= EXERCISE BRIEF =
For each line of the listing that contains "value", make a copy and return it.

= RECORDS TO USE =
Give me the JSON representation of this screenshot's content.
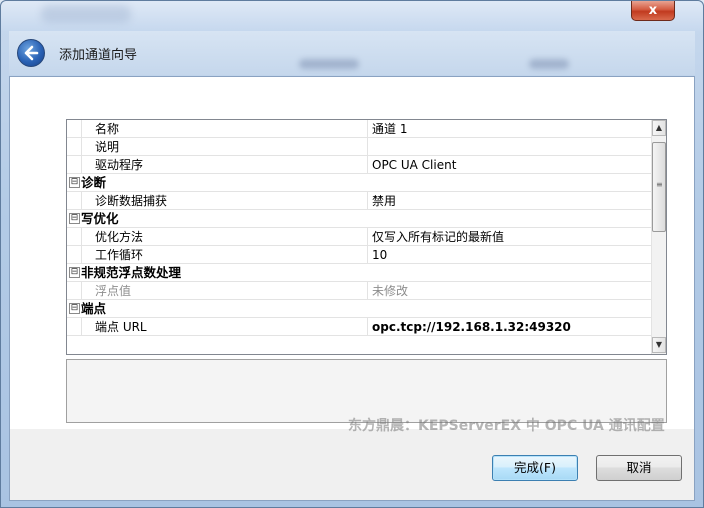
{
  "window": {
    "close_glyph": "x",
    "wizard_title": "添加通道向导",
    "back_icon": "back-arrow-icon"
  },
  "properties": [
    {
      "type": "item",
      "name": "名称",
      "value": "通道 1"
    },
    {
      "type": "item",
      "name": "说明",
      "value": ""
    },
    {
      "type": "item",
      "name": "驱动程序",
      "value": "OPC UA Client"
    },
    {
      "type": "category",
      "name": "诊断",
      "toggle": "⊟"
    },
    {
      "type": "item",
      "name": "诊断数据捕获",
      "value": "禁用"
    },
    {
      "type": "category",
      "name": "写优化",
      "toggle": "⊟"
    },
    {
      "type": "item",
      "name": "优化方法",
      "value": "仅写入所有标记的最新值"
    },
    {
      "type": "item",
      "name": "工作循环",
      "value": "10"
    },
    {
      "type": "category",
      "name": "非规范浮点数处理",
      "toggle": "⊟"
    },
    {
      "type": "item",
      "name": "浮点值",
      "value": "未修改",
      "disabled": true
    },
    {
      "type": "category",
      "name": "端点",
      "toggle": "⊟"
    },
    {
      "type": "item",
      "name": "端点 URL",
      "value": "opc.tcp://192.168.1.32:49320",
      "bold": true
    }
  ],
  "scrollbar": {
    "up": "▲",
    "down": "▼",
    "grip": "≡"
  },
  "watermark": "东方鼎晨：KEPServerEX 中 OPC UA 通讯配置",
  "buttons": {
    "finish": "完成(F)",
    "cancel": "取消"
  }
}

= RESULT OF THE TASK =
      "value": "通道 1"
      "value": ""
      "value": "OPC UA Client"
      "value": "禁用"
      "value": "仅写入所有标记的最新值"
      "value": "10"
      "value": "未修改",
      "value": "opc.tcp://192.168.1.32:49320",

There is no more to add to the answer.